Blue orchard bees reproduce slowly. While a queen honeybee can lay 500 eggs a day, a blue orchard bee lays only about 15 eggs in her entire lifetime of one year, said Boyle. So there just aren’t that many blue orchard bees around, which makes them expensive for growers, at about $1.50 per female.
If an almond grower, for example, wanted to replace one honeybee hive with 400 blue orchard bees, that would cost $600 as opposed to a $200 honeybee hive rental fee. And that’s if the blue orchard bees were available at all.
“The bulk of the supply right now is coming from wild-trapped populations of blue orchard bees, often times on federal land, which isn’t even legal,” said Boyle.
Recently, the largest almond grower in the world ended its blue orchard bee reproduction experiments in California.
“I just don’t think they found it to be profitable,” said Boyle, who as a USDA researcher worked with the company, Wonderful Orchards, on its blue orchard bee efforts.
Solitary bees that they are, blue orchard bees tend to go off on their own. They’re not like honeybees, which return to the hive each day. So there’s no way to guarantee that a farmer will end up with nests that contain a similar number of bees than they originally released on their land. This forces them to buy new bees each year, an expensive proposition.
Scientists are trying to figure out how to keep these bees on the land, attracting them with abundant food, for example. Boyle and her colleagues have made some progress. For the third year in a row, they have released 275 blue orchard bees per acre into tart cherry orchards in Utah, and retrieved a similar number of bees at the end of the season.
“We think these tart cherries that we have them in are an excellent target crop for blue orchard bees,” said Boyle.

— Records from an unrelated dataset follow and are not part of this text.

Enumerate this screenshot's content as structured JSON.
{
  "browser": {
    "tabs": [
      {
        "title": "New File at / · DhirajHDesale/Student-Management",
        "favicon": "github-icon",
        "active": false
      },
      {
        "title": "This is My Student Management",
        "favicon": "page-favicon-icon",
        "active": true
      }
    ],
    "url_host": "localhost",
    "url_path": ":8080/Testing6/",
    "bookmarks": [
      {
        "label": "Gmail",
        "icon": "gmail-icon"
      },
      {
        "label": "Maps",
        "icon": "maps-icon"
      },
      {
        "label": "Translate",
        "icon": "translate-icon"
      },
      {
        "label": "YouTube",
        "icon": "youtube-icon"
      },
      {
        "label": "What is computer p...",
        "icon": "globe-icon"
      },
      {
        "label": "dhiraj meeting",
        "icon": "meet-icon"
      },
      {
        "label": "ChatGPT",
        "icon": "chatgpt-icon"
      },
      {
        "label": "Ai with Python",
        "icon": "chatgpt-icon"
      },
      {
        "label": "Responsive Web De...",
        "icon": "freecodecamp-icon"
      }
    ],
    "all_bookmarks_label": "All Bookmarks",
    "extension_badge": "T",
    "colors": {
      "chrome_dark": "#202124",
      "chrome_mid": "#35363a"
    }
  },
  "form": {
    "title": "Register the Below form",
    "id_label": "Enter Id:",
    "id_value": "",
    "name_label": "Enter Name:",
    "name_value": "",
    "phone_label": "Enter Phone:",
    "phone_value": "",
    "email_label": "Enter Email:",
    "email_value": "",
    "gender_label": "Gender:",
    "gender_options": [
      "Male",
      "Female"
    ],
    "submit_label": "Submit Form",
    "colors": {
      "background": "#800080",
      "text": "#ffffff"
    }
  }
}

She’s also excited to start research on their use in pear orchards in Washington state.
“In a lot of ways,” said Boyle, “I feel like we’re still working as pioneers for this industry.”